Despite gaining millions of new subscribers in Asia-Pacific over the past three months, video streaming service Netflix struggled to squeeze more revenue for these users in the second quarter of its financial year. According to its latest filings, the company, which crossed a billion dollars in operating profit for the quarter worldwide, saw its average monthly revenue per user fall 4% (in constant currency terms a 1% decline), in a cut-throat market that saw the beginnings of consolidation and aggressive price cuts to lure new subscribers.
In terms of overall numbers, Netflix showed sharp growth in APAC. Its revenues were up to $569 million for the quarter compared to $349 million in the corresponding quarter in the previous financial year. The firm doesn't break down its profits by region. User numbers spiked too, from 12.94 million to 22.49 million. Overall, Netflix added just over 10 million subscribers this quarter.
In a note to investors, APAC was also mentioned for two other reasons. First the region led the restart of production, with work actually never stopping in markets such as Korea and shooting underway for a live action series like season 2 of its Japanese original The Naked Director. Elsewhere, TikTok's red-hot growth was noted in observations about the competition.
"All of the major entertainment companies like WarnerMedia, Disney and NBCUniversal are pushing their own streaming services and two of the most valuable companies in the world, Apple and Amazon, are growing their investment in premium content," the company stated. "In addition, TikTok’s growth is astounding, showing the fluidity of internet entertainment."
Worldwide, the company's revenue for the second quarter was at $6.15 billion, up from the $4.92 billion it registered in the corresponding quarter last fiscal. Operating income increased to $1.35 billion versus $706.41 million. As marketing budgets were cut, revenue from marketing was down to $434 million in Q2 2020 compared to $603 million in the corresponding quarter last year.
The company's share price in after hours trading dived over 10% due to tepid financial forecasts. It predicts $6.33 billion in revenue and operating profit of $1.25 billion and net income of $954 million, while adding just 2.5 million subscribers. "In the first half of this year, we’ve added 26m paid memberships, nearly on par with the 28m we achieved in all of 2019," the investor note stated. "However, as we expected (and can be seen in the graph below), growth is slowing as consumers get through the initial shock of Covid and social restrictions."

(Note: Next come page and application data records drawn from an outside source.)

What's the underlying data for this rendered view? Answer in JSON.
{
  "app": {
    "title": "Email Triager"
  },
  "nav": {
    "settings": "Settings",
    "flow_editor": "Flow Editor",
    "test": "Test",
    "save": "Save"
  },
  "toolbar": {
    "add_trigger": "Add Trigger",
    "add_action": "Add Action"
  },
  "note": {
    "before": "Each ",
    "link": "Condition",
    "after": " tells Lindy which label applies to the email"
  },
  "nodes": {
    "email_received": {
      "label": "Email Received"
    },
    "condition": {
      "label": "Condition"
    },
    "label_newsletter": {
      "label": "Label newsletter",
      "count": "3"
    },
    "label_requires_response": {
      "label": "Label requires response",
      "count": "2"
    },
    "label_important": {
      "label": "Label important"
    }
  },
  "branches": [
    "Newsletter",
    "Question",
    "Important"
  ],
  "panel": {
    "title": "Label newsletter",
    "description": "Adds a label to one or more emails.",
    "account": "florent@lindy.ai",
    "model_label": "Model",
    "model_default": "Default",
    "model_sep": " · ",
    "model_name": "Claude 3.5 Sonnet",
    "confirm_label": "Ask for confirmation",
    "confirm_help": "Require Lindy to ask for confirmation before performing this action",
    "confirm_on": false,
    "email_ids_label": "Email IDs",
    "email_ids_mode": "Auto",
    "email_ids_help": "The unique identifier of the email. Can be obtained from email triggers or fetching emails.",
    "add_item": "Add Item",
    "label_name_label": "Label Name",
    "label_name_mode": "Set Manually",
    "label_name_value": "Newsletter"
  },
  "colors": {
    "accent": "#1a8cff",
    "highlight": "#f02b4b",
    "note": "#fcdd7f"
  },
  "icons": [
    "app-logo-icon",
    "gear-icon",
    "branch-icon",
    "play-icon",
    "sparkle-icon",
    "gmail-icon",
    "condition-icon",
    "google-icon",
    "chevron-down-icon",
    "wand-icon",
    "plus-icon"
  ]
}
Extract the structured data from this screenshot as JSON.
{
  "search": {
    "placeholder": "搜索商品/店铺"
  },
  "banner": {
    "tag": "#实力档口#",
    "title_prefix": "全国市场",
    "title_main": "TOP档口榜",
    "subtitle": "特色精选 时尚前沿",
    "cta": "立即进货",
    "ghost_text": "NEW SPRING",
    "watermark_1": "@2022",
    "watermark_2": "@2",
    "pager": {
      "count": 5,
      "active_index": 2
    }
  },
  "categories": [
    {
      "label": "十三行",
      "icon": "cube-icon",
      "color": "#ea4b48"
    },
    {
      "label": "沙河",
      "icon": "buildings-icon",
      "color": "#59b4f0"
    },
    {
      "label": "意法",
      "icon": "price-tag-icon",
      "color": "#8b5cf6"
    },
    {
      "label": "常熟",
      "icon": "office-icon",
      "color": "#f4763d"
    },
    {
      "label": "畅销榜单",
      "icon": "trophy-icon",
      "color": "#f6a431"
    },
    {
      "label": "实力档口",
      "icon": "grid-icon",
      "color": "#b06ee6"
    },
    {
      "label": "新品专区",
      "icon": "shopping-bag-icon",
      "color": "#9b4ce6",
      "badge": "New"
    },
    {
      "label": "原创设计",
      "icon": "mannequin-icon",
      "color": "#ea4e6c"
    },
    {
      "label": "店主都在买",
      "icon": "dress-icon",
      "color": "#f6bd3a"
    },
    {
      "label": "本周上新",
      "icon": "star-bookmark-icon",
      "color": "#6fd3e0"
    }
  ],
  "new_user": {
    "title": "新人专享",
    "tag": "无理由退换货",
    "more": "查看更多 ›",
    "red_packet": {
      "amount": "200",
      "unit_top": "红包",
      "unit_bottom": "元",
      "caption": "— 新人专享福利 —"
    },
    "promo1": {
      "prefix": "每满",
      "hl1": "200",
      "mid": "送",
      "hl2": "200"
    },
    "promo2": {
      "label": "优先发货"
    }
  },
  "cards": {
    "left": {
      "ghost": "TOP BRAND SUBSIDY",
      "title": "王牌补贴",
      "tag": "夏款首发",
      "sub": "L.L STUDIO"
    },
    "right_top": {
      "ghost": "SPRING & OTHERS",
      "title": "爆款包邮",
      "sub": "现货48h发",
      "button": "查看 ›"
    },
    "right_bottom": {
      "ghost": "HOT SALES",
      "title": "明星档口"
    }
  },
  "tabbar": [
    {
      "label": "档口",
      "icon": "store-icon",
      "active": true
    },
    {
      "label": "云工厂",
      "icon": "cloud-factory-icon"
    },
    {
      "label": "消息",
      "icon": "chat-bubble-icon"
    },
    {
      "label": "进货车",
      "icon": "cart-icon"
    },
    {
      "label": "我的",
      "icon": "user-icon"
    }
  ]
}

In the second quarter of the financial year, the company also shuffled the chairs of its top management. Ted Sarandos, Netflix's long-time content chief, was promoted to co-CEO with co-founder and current chief executive Reed Hastings. Sarandos will continue as the company’s chief content officer, and he’s joining the board of directors too. Chief product officer Greg Peters is, meanwhile, taking on the additional role of chief operating officer.